== DATA TO PROCESS

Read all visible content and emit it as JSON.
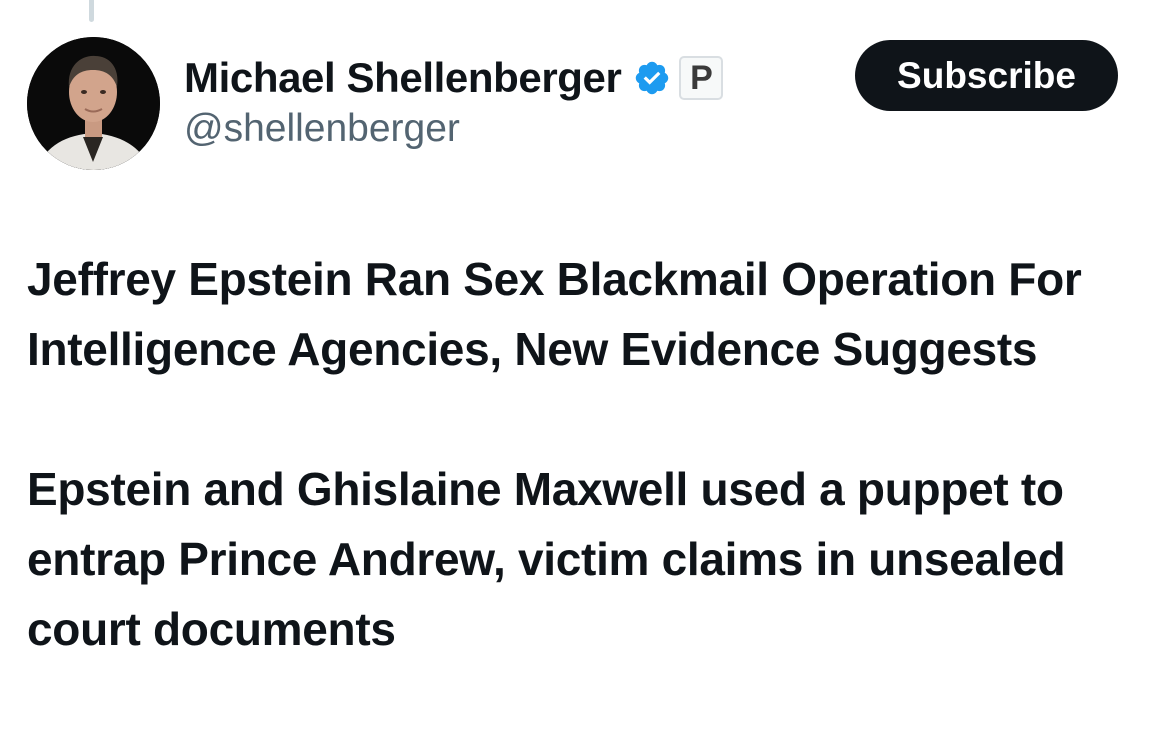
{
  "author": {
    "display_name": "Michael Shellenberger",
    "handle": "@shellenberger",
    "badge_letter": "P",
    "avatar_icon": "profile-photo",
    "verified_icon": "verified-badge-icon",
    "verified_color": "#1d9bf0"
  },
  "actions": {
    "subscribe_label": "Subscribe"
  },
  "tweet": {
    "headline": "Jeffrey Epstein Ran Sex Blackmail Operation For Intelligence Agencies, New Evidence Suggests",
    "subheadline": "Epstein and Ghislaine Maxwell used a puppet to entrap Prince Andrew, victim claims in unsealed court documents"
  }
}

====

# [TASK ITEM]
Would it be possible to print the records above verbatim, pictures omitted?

# [FINISHED TASK]
Read all visible content and emit it as JSON.
{
  "author": {
    "display_name": "Michael Shellenberger",
    "handle": "@shellenberger",
    "badge_letter": "P",
    "avatar_icon": "profile-photo",
    "verified_icon": "verified-badge-icon",
    "verified_color": "#1d9bf0"
  },
  "actions": {
    "subscribe_label": "Subscribe"
  },
  "tweet": {
    "headline": "Jeffrey Epstein Ran Sex Blackmail Operation For Intelligence Agencies, New Evidence Suggests",
    "subheadline": "Epstein and Ghislaine Maxwell used a puppet to entrap Prince Andrew, victim claims in unsealed court documents"
  }
}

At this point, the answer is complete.